Email Message P1 and P2 headers
Email Message P1 and P2 headers
In this blog post, I will be talking about email message headers, and email message P1 and P2 headers. Understanding the structure of the message header can help a lot in understanding email message routing and anti-spam protection logic. This become handy when trying to learn how Exchange Online Protection works, and what role they play as part of the Exchange Online Protection Architecture. Please check the EOP Exchange Online Protection Architecture post for more information
How regular physical messages are sent?
Before talking about email message P1 and P2 headers, let us take a moment and think about the normal paper messages and how they are actually being sent out.
You are the manager of University of Harvard (John Harvard), and you want to address the manager of Washington DC hostel (Bob). You start by bringing up a piece of paper, and officially addressing Bob. At the end of the piece of paper, you will sign with your name “John Harvard”.
After that, you will bring an envelope, and write down the following. MAIL FROM: University of Harvard, and RCPT or recipient is Washington DC hostel. The envelope information here is used by the delivery guy to route the message from Harvard university to Washington DC hostel. This is all what the delivery guy need to know. He does not know what is inside the message. In other words, the delivery guy only sees P1 envelope header.
In case he cannot deliver the message, the Returned-Path [Bounced Address] would be the envelop MAIL FROM which is University of Harvard. Simply because the delivery guy did not open the envelop and he only can see what is written in the envelop itself. The delivery guy in our case is all the SMTP servers contributing to the delivery of the message.
Things to notice here:
- The delivery guy only sees the envelope and he does not care much about the paper inside (P2 Header).
- Bob the recipient in this case, might not see the envelop at all. The guy responsible of checking the hostel mail, would open the envelope, and look at the paper inside. He noticed it is addressed to Bob, see he took the paper inside and hand it to Bob directly. Bob in this case is the recipient email client like Outlook.
- When any party in between wants to verify the authenticity of the message, they would look at the envelope MAIL FROM, and they will verify the message is from University of Harvard. They will not open the message itself to read the paper inside. In other words, SPF checks happen on the MAIL FROM P1 Envelope.
Now, we can move and talk about email message P1 and P2 headers.
Email Message P1 header
P1 header is what is used to deliver the message (routing information). SPF checks happen on the MAIL FROM P1 header. P1 headers include:
- MAIL FROM
P1 Headers are described in the RFC 5321.
The envelope can have multiple recipients.

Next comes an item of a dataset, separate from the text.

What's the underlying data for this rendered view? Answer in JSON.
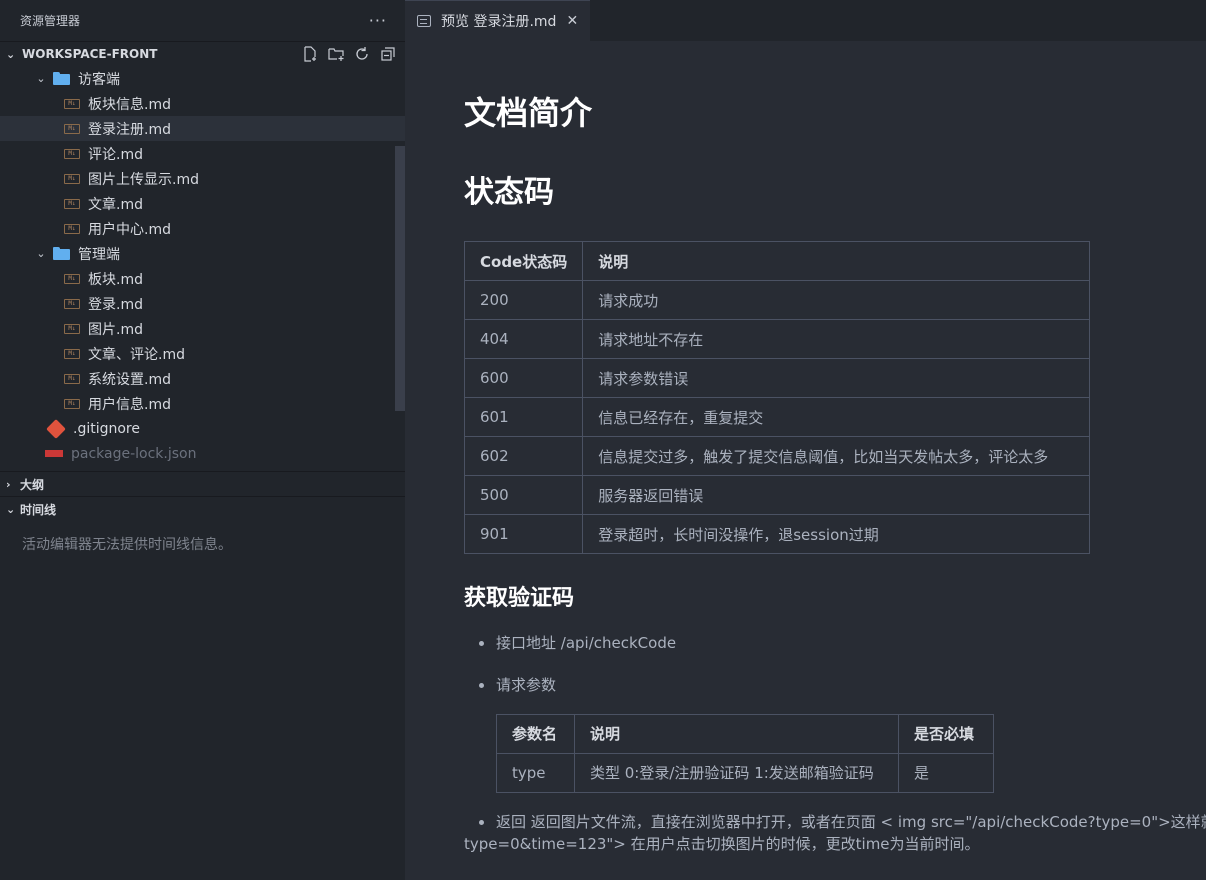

For example, if there is a recipient that is part of the BCC, then that recipient information is included in the P1 RCPT. This is how BCC works.
In normal operations, P1 MAIL FROM = P2 FROM. This is not the case always. Suppose you have a third party who is sending mail campaign emails on your behalf. To do that, they will send messages with P1 MAIL FROM = news@ExternalParty.com, while the P2 FROM = firstname.lastname@example.org.

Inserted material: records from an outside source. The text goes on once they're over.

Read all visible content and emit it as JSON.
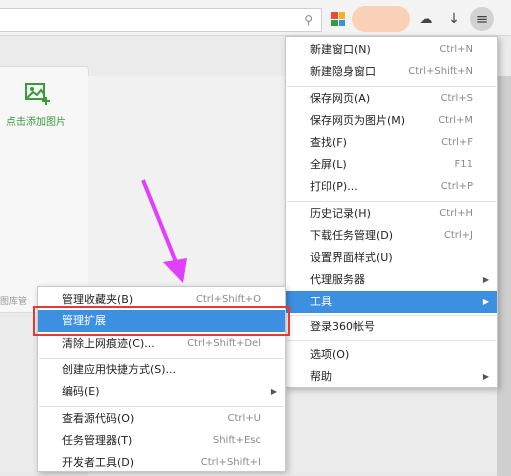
{
  "toolbar": {
    "search_icon": "search-icon",
    "apps_colors": [
      "#e94b3c",
      "#f6b21b",
      "#2ea043",
      "#3d8fe0"
    ],
    "avatar_color": "#fbd0b8"
  },
  "card": {
    "add_image_label": "点击添加图片",
    "accent": "#3a9a3a"
  },
  "left_partial_label": "图库管",
  "main_menu": {
    "items": [
      {
        "label": "新建窗口(N)",
        "shortcut": "Ctrl+N"
      },
      {
        "label": "新建隐身窗口",
        "shortcut": "Ctrl+Shift+N"
      },
      {
        "label": "保存网页(A)",
        "shortcut": "Ctrl+S"
      },
      {
        "label": "保存网页为图片(M)",
        "shortcut": "Ctrl+M"
      },
      {
        "label": "查找(F)",
        "shortcut": "Ctrl+F"
      },
      {
        "label": "全屏(L)",
        "shortcut": "F11"
      },
      {
        "label": "打印(P)...",
        "shortcut": "Ctrl+P"
      },
      {
        "label": "历史记录(H)",
        "shortcut": "Ctrl+H"
      },
      {
        "label": "下载任务管理(D)",
        "shortcut": "Ctrl+J"
      },
      {
        "label": "设置界面样式(U)",
        "shortcut": ""
      },
      {
        "label": "代理服务器",
        "shortcut": ""
      },
      {
        "label": "工具",
        "shortcut": ""
      },
      {
        "label": "登录360帐号",
        "shortcut": ""
      },
      {
        "label": "选项(O)",
        "shortcut": ""
      },
      {
        "label": "帮助",
        "shortcut": ""
      }
    ]
  },
  "tools_submenu": {
    "items": [
      {
        "label": "管理收藏夹(B)",
        "shortcut": "Ctrl+Shift+O"
      },
      {
        "label": "管理扩展",
        "shortcut": ""
      },
      {
        "label": "清除上网痕迹(C)...",
        "shortcut": "Ctrl+Shift+Del"
      },
      {
        "label": "创建应用快捷方式(S)...",
        "shortcut": ""
      },
      {
        "label": "编码(E)",
        "shortcut": ""
      },
      {
        "label": "查看源代码(O)",
        "shortcut": "Ctrl+U"
      },
      {
        "label": "任务管理器(T)",
        "shortcut": "Shift+Esc"
      },
      {
        "label": "开发者工具(D)",
        "shortcut": "Ctrl+Shift+I"
      }
    ]
  },
  "highlight_color": "#3d8fe0",
  "annotation_color": "#e53935",
  "arrow_color": "#e040fb"
}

This way, the recipient of the email campaign will see that the sender is email@example.com as the recipient email program (Outlook) displays the P2 FROM header and not the P1 MAIL FROM.
In this way, the bounce messages will be sent to the third party marketing system to report on the number of bounces and give you a nice report after each campaign. Also, Contoso should make sure that the public IPs of the third party marketing system are added to Contoso SPF record. This is needed because the recipient email system will perform SPF check for Contoso.com domain on the MAIL FROM P1 envelope header, which is the third party IPs, not yours.
Email Message P2 header
P2 header is used to display information on the recipient email client. This header is even optional and does not participate in how the message is delivered. P2 headers include:
P2 Headers are described in the RFC 5322. This is what Outlook user sees.
P1, P2 and Outlook Safe Senders
Reference to this blog post from Microsoft, When a user adds a sender to the Safe Sender List or Blocked Sender List, the P2 FROM address is the address which is being added and synced to Exchange Online Protection.
“Senders placed in the Safe Senders list will never be marked as spam by the Outlook client and senders placed in the Blocked Senders list will always be moved to your Junk Mail folder” – Microsoft Blog Post
EOP will look at the P2 header and P1 header and compare it to the recipient safe sender list and blocked sender list, so that it can make a decision to skip spam filtering or not.
Previously, EOP used to look at P1 address only when comparing to the recipient safe sender list and blocked sender list, which does not make sense.
P1, P2 Diagram
Email Message P1 and P2 headers can be illustrated in a nice diagram.
I call P1 as PI Envelope because it is like the outer shell envelope, while I call P2 as the P2 header, as it is like the inner message greeting header. I usually print the below diagram out and give it to the anti-spam team in my company, so that they always remember what is different between the two type of headers.
The P1 address is what’s seen on the outside of the envelope, where the P2 address is what we see on the paper inside. Often these are the same, but they don’t have to be.